Screening Implementation Factors

Specific factors influence the type of screen that is appropriate and the number of components selected for inclusion. These include:

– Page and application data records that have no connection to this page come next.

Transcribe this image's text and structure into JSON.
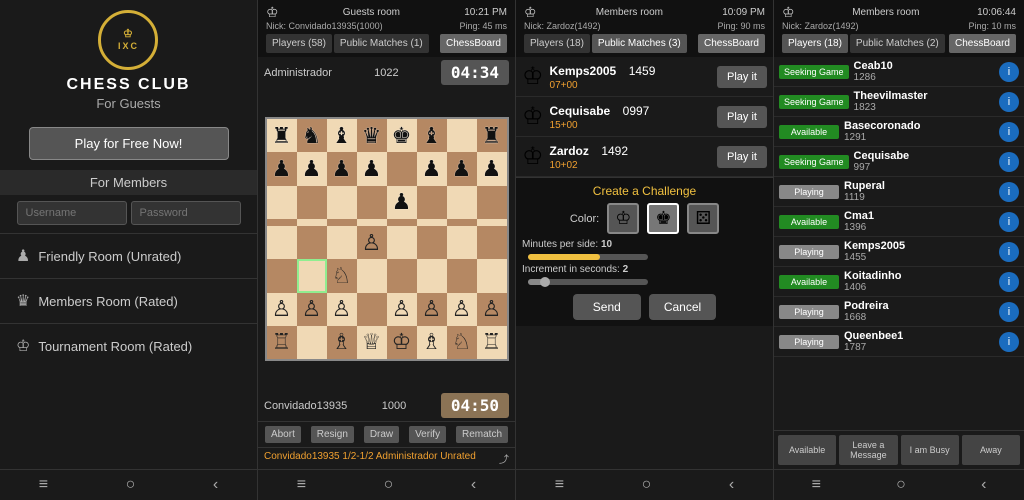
{
  "panel1": {
    "title": "CHESS CLUB",
    "subtitle": "For Guests",
    "play_btn": "Play for Free Now!",
    "for_members": "For Members",
    "username_placeholder": "Username",
    "password_placeholder": "Password",
    "rooms": [
      {
        "icon": "♟",
        "label": "Friendly Room (Unrated)"
      },
      {
        "icon": "♛",
        "label": "Members Room (Rated)"
      },
      {
        "icon": "♔",
        "label": "Tournament Room (Rated)"
      }
    ],
    "nav": [
      "≡",
      "○",
      "‹"
    ]
  },
  "panel2": {
    "room_name": "Guests room",
    "time": "10:21 PM",
    "nick": "Nick: Convidado13935(1000)",
    "ping": "Ping: 45 ms",
    "tabs": [
      {
        "label": "Players (58)",
        "active": false
      },
      {
        "label": "Public Matches (1)",
        "active": false
      },
      {
        "label": "ChessBoard",
        "active": true
      }
    ],
    "admin_name": "Administrador",
    "admin_rating": "1022",
    "admin_timer": "04:34",
    "player_name": "Convidado13935",
    "player_rating": "1000",
    "player_timer": "04:50",
    "actions": [
      "Abort",
      "Resign",
      "Draw",
      "Verify",
      "Rematch"
    ],
    "chat": "Convidado13935 1/2-1/2 Administrador Unrated"
  },
  "panel3": {
    "room_name": "Members room",
    "time": "10:09 PM",
    "nick": "Nick: Zardoz(1492)",
    "ping": "Ping: 90 ms",
    "tabs": [
      {
        "label": "Players (18)",
        "active": false
      },
      {
        "label": "Public Matches (3)",
        "active": false
      },
      {
        "label": "ChessBoard",
        "active": true
      }
    ],
    "matches": [
      {
        "name": "Kemps2005",
        "rating": "1459",
        "sub": "07+00"
      },
      {
        "name": "Cequisabe",
        "rating": "0997",
        "sub": "15+00"
      },
      {
        "name": "Zardoz",
        "rating": "1492",
        "sub": "10+02"
      }
    ],
    "challenge": {
      "title": "Create a Challenge",
      "color_label": "Color:",
      "minutes_label": "Minutes per side:",
      "minutes_value": "10",
      "increment_label": "Increment in seconds:",
      "increment_value": "2",
      "send_btn": "Send",
      "cancel_btn": "Cancel"
    }
  },
  "panel4": {
    "room_name": "Members room",
    "time": "10:06:44",
    "nick": "Nick: Zardoz(1492)",
    "ping": "Ping: 10 ms",
    "tabs": [
      {
        "label": "Players (18)",
        "active": false
      },
      {
        "label": "Public Matches (2)",
        "active": false
      },
      {
        "label": "ChessBoard",
        "active": true
      }
    ],
    "members": [
      {
        "status": "Seeking Game",
        "status_type": "seeking",
        "name": "Ceab10",
        "rating": "1286"
      },
      {
        "status": "Seeking Game",
        "status_type": "seeking",
        "name": "Theevilmaster",
        "rating": "1823"
      },
      {
        "status": "Available",
        "status_type": "available",
        "name": "Basecoronado",
        "rating": "1291"
      },
      {
        "status": "Seeking Game",
        "status_type": "seeking",
        "name": "Cequisabe",
        "rating": "997"
      },
      {
        "status": "Playing",
        "status_type": "playing",
        "name": "Ruperal",
        "rating": "1119"
      },
      {
        "status": "Available",
        "status_type": "available",
        "name": "Cma1",
        "rating": "1396"
      },
      {
        "status": "Playing",
        "status_type": "playing",
        "name": "Kemps2005",
        "rating": "1455"
      },
      {
        "status": "Available",
        "status_type": "available",
        "name": "Koitadinho",
        "rating": "1406"
      },
      {
        "status": "Playing",
        "status_type": "playing",
        "name": "Podreira",
        "rating": "1668"
      },
      {
        "status": "Playing",
        "status_type": "playing",
        "name": "Queenbee1",
        "rating": "1787"
      }
    ],
    "footer_btns": [
      "Available",
      "Leave a Message",
      "I am Busy",
      "Away"
    ]
  },
  "board": {
    "pieces": [
      [
        "♜",
        "♞",
        "♝",
        "♛",
        "♚",
        "♝",
        "",
        "♜"
      ],
      [
        "♟",
        "♟",
        "♟",
        "♟",
        "",
        "♟",
        "♟",
        "♟"
      ],
      [
        "",
        "",
        "",
        "",
        "♟",
        "",
        "",
        ""
      ],
      [
        "",
        "",
        "",
        "",
        "",
        "",
        "",
        ""
      ],
      [
        "",
        "",
        "",
        "♙",
        "",
        "",
        "",
        ""
      ],
      [
        "",
        "",
        "♘",
        "",
        "",
        "",
        "",
        ""
      ],
      [
        "♙",
        "♙",
        "♙",
        "",
        "♙",
        "♙",
        "♙",
        "♙"
      ],
      [
        "♖",
        "",
        "♗",
        "♕",
        "♔",
        "♗",
        "♘",
        "♖"
      ]
    ],
    "highlight_cell": "b3"
  }
}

  • Dancer’s Profile – Strengths and Weaknesses: Information from screening may be useful for both the teacher and the dancer in understanding technique problems in class, establishing goals, and developing a personalized conditioning program that may result in a more efficient and effective approach to training.
  • Effective Curriculum and Class Planning: Technique training and conditioning can be appropriately planned to produce efficient and healthy dancers. Screening may also assist administrators in making curricular changes to better meet the dancers’ needs.
  • Evaluation of Progress: Ideally, screening is ongoing in the dancer’s academic and performing career. Repeat screenings may have several functions. Using data collected at an initial screening, changes in fitness level, execution of technical skills, or psychological state can be monitored. Additionally, in dealing with pre-adolescent dancers, it may be useful to have ongoing screenings or assessments by medical professionals knowledgeable about dance training in order to monitor growth and physical changes.
  • Establishing Norms: Screening may contribute to the scientific body of knowledge of dancers by providing information on dancers of different ages, different dance forms, and different countries. The benefits of collecting a large database may not be immediately evident. However, collection of this type of data can contribute to research efforts that can result in an increase of applicable knowledge to advance the training of dancers.
  • Implementation: The type or scope of screening to be administered may be related to the space available for screening, the type of dance and dancer, the timing of the screening, the available personnel, and the planned use of the results. Further, the availability and expertise of professionals to administer the screenings needs to be considered. Professionals may include doctors, physical therapists / physiotherapists, exercise physiologists, psychologists, nutritionists, movement science researchers, and the dance instructors themselves.
  • Follow-up: The screening is not an end in itself. Analysis of the data should be conducted and a personalized summary or profile for each dancer should be provided and sensitively communicated.

Types and Components of Screenings

Below is a table of sample screening components, a brief list of categories covered, and suggested professionals needed to conduct the assessment.


  1. Dance is a rigorous physical activity. Screenings may be useful for determining safety for participation in dance.
  2. Screenings may provide important and useful baseline data.
  3. Screenings might indicate tendencies in a group that could later help identify injury patterns or other “workload indicator” patterns of that group.
  4. Dancers often lack health insurance and may be wary of the advice given by doctors unfamiliar with the specific demands of dance. Screenings may introduce dancers to dance medicine healthcare providers with whom they may consult in the future.
  5. Screenings have not yet been proven to be predictive of risk for injury. The association between screenings and health outcomes at present is not well understood. Therefore, there is a need for educators and healthcare providers to undertake research aimed at understanding how performance and wellness can be optimized and how injury and illness can be prevented. Approaching screening with this objective may help advance the profession.


Cardinal M, Hilsendager S: A curricular model for dance wellness education in higher education dance programs. J Dance Med Sci. 1997; 1(2): 67-72.

Clippinger K: Dance screening. J Dance Med Sci. 1997; 1(3): 84.
Produced by: Education Committee and Research Committee
International Association for Dance Medicine and Science

Authored by: Karen Potter, Marliese Kimmerle, Gayanne Grossman, Margot Rijven, Marijeanne Liederbach, and Virginia Wilmerding November 2008 (Revised)

This paper may be reproduced for educational purposes, provided acknowledgement is given to the “International Association for Dance Medicine and Science.” ©2008 IADMS